Steve Wilburn, chief executive of Newport Beach-based renewable energy provider FirmGreen Inc., has been appointed to the advisory committee of the Export-Import Bank of the United States.

The Export-Import Bank helps finance the export of U.S. goods and services to international markets. In fiscal 2012 the bank approved $35.8 billion in loans for small business export sales.

Wilburn is one of 17 committee members appointed by the bank’s directors, who gained their seats through presidential appointments.

FirmGreen is in the midst of a power plant project in Brazil to produce biofuels and other renewable energy sources from the world’s largest and most notorious landfill.

It is the company’s first large-scale project to convert methane gas into clean energy, taking on the task at the mountainous Jardim Gramacho dump, which collected some 8,000 tons of garbage every day until the Brazilian government shut it down in June.

FirmGreen developed a technology that extracts methane gas from landfills, cleans it and converts it into clean biomethane gas. Clean methane from the Novo Gramacho Landfill Gas project will be transported through a 3.7-mile pipeline and sold to a nearby oil refinery run by Petroleo Brasileiro SA.

The 30-year project is valued at more than $100 million, with FirmGreen in line for a third of the deal.

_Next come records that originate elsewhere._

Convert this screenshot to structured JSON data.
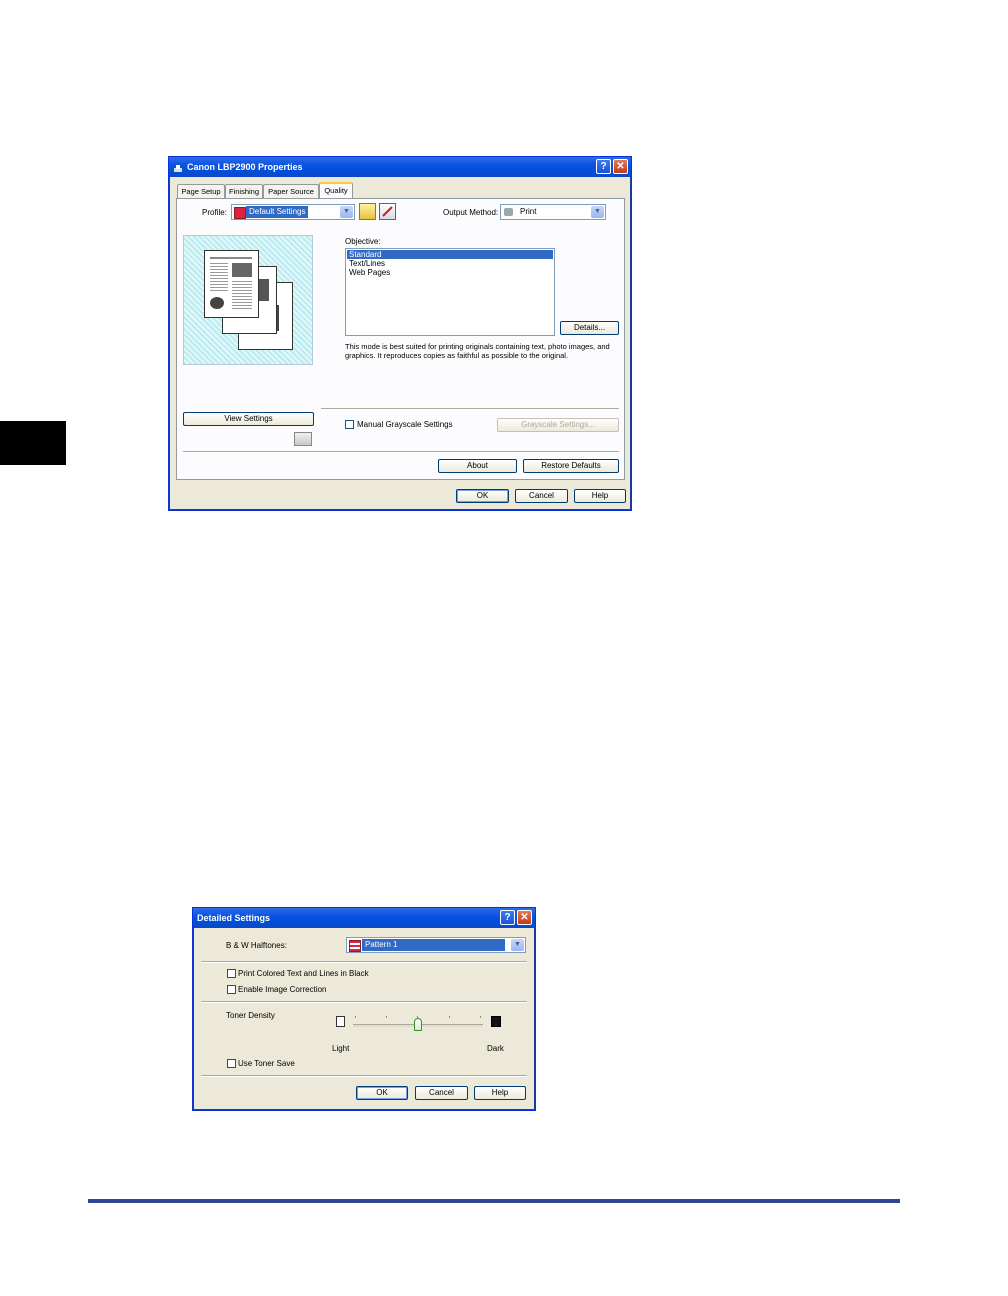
{
  "properties_dialog": {
    "title": "Canon LBP2900 Properties",
    "help_btn": "?",
    "close_btn": "✕",
    "tabs": [
      "Page Setup",
      "Finishing",
      "Paper Source",
      "Quality"
    ],
    "profile_label": "Profile:",
    "profile_value": "Default Settings",
    "output_method_label": "Output Method:",
    "output_method_value": "Print",
    "objective_label": "Objective:",
    "objectives": [
      "Standard",
      "Text/Lines",
      "Web Pages"
    ],
    "details_button": "Details...",
    "description": "This mode is best suited for printing originals containing text, photo images, and graphics. It reproduces copies as faithful as possible to the original.",
    "view_settings_button": "View Settings",
    "manual_grayscale_label": "Manual Grayscale Settings",
    "grayscale_settings_button": "Grayscale Settings...",
    "about_button": "About",
    "restore_defaults_button": "Restore Defaults",
    "ok_button": "OK",
    "cancel_button": "Cancel",
    "help_button": "Help"
  },
  "detailed_dialog": {
    "title": "Detailed Settings",
    "help_btn": "?",
    "close_btn": "✕",
    "halftones_label": "B & W Halftones:",
    "halftones_value": "Pattern 1",
    "print_colored_label": "Print Colored Text and Lines in Black",
    "enable_image_correction_label": "Enable Image Correction",
    "toner_density_label": "Toner Density",
    "toner_density_level": 0.5,
    "light_label": "Light",
    "dark_label": "Dark",
    "use_toner_save_label": "Use Toner Save",
    "ok_button": "OK",
    "cancel_button": "Cancel",
    "help_button": "Help"
  },
  "colors": {
    "titlebar": "#0a53e4",
    "dialog_bg": "#ece9d8",
    "selection": "#316ac5",
    "side_tab": "#000000",
    "bottom_rule": "#2f4692"
  }
}
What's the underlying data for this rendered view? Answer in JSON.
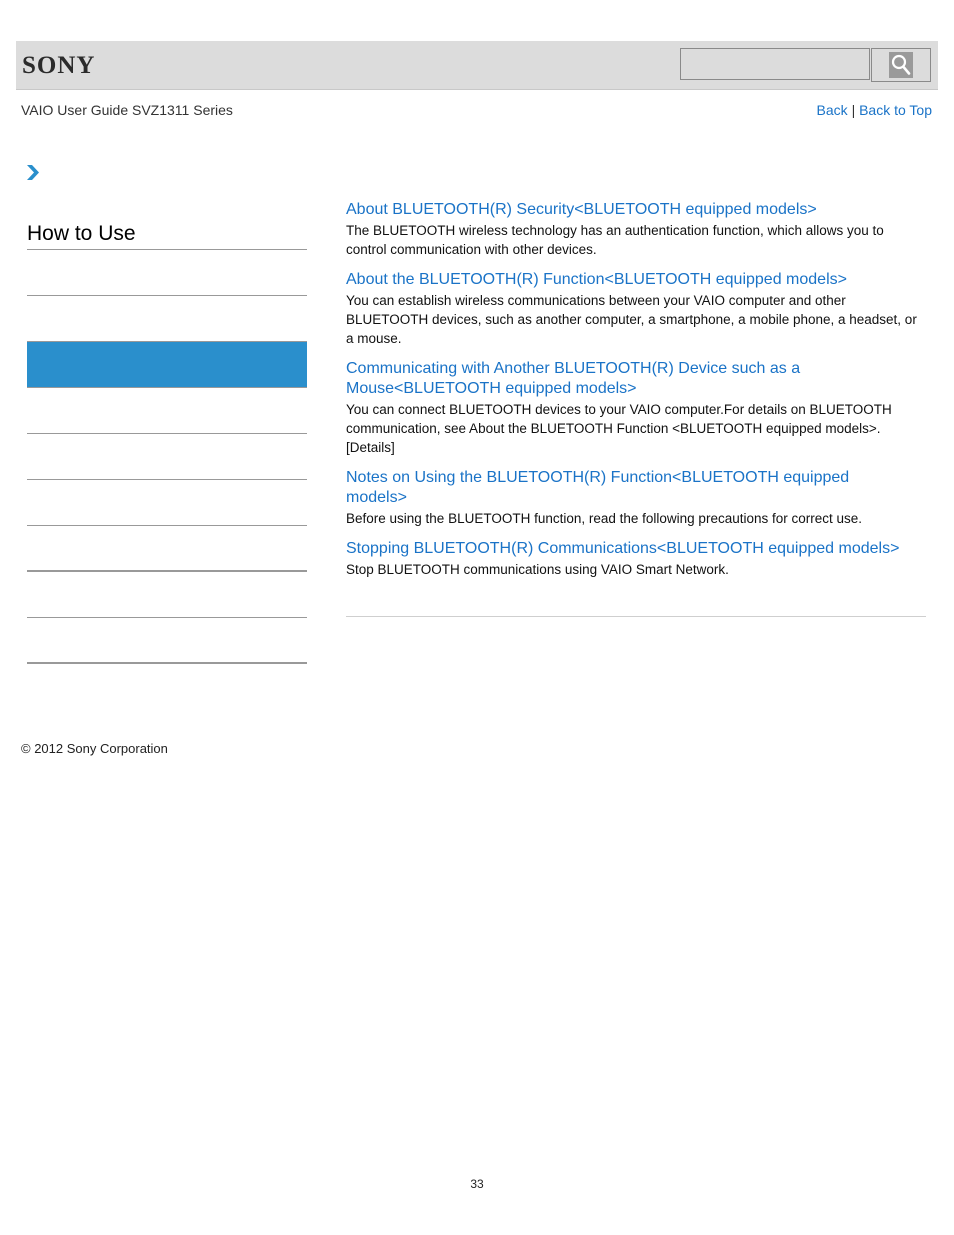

The plant, which recently finished construction, will serve as a testing ground for FirmGreen as it moves from an engineering and consulting firm to more of a licensing company with a long-term goal of developing power systems in other emerging countries where energy costs are much higher than the U.S.

FirmGreen sees about $200 million in revenue annually.

Production is scheduled for January, Wilburn said.

The company partnered with Gás Verde SA and Petroleo Brasileiro on the project, which holds the potential to produce the equivalent of 22 million gasoline gallons of compressed natural gas annually.

Gás Verde was approved for a $48.6 million loan from the Export-Import Bank to help fund the Novo Gramacho project. The loan application counted on FirmGreen’s technology, and the Export-Import Bank spent nine months checking it over, according to Wilburn.

The loan generated 165 new jobs, with some at FirmGreen and the bulk at subcontractors in Indiana, Wisconsin, Ohio, California, Michigan, Missouri, Texas and Brazil.

Jardim Gramacho has for years attracted hundreds of pickers who every day combed through heaps of garbage searching for recyclable materials to sell.

Their plight was chronicled in the documentary Wasteland, which garnered an Academy Award nomination in 2011 for its poignant portrayal of life on the landfill.